This is an archived article and the information in the article may be outdated. Please look at the time stamp on the story to see when it was last updated.


LYONS, Ill. — State and local leaders are questioning how a man charged with attempted murder has been teaching sixth grade in a southwest suburb for the past two months.

Andres Rodriguez, 39, was charged with attempted murder last year. Prosecutors said he was in Tinley Park when he got into a fight with a driver, pulled out a gun and shot him seven times.

Lyons School District 103 hired Rodriguez as a sixth grade English teacher in August. Two other school districts fired him when they learned about the charges.

Sen. Martin Sandoval (D-Chicago) came together with local leaders in Lyons Monday evening and called for an investigation into how a teacher facing felony charges was hired.

“If they were your children, what would you demand of the school officials at your local school?” he said.

Lyons mayor, Chris Getty, said the school board and superintendents failed the children and the community as a whole.

Cook County Commissioner Jeff Tobolski said while Rodriguez is innocent until proven guilty, the school district failed its students.

“My question is, is that the type of individual we want in our classrooms with our students, those types of morals those types of values,” Tobolski said.

State and local leaders called for the resignation of the school district’s superintendents, Patrick Patt and Robert Madonia. They also plan to introduce new legislation that would force school employees to disclose not only convictions, but also pending charges.

“I just think that this is as the mayor said, an example of the system breaking down, and so what I want to do is make sure we do a very thorough investigation at this point,” Tobolski said.

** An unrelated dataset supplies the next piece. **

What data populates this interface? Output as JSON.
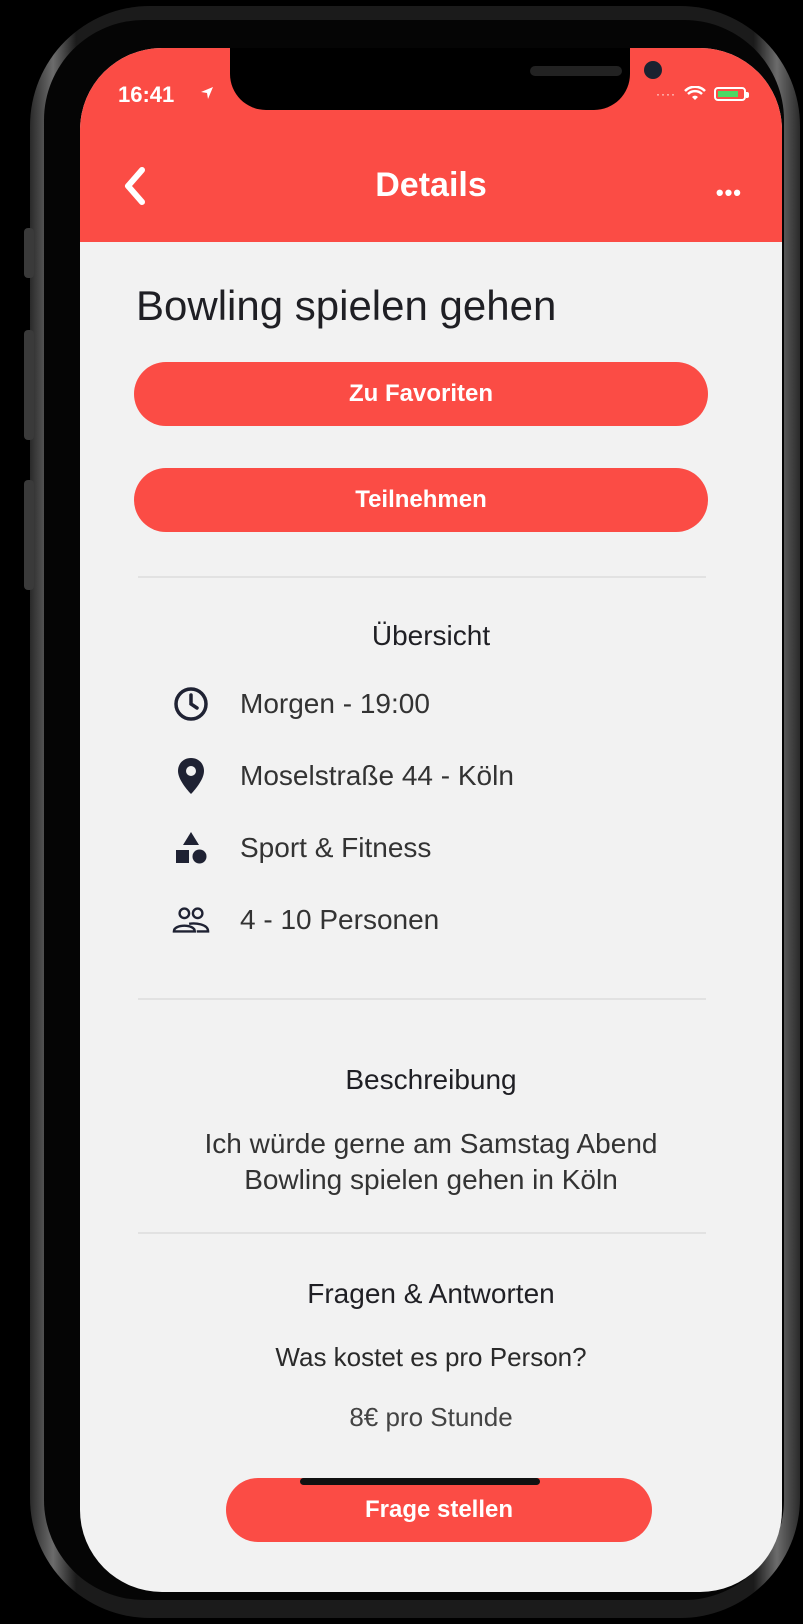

The school district claimed they learned about the charges last week, and put Rodriguez on paid leave.

A school board meeting was held Monday, but the issue was not on the agenda.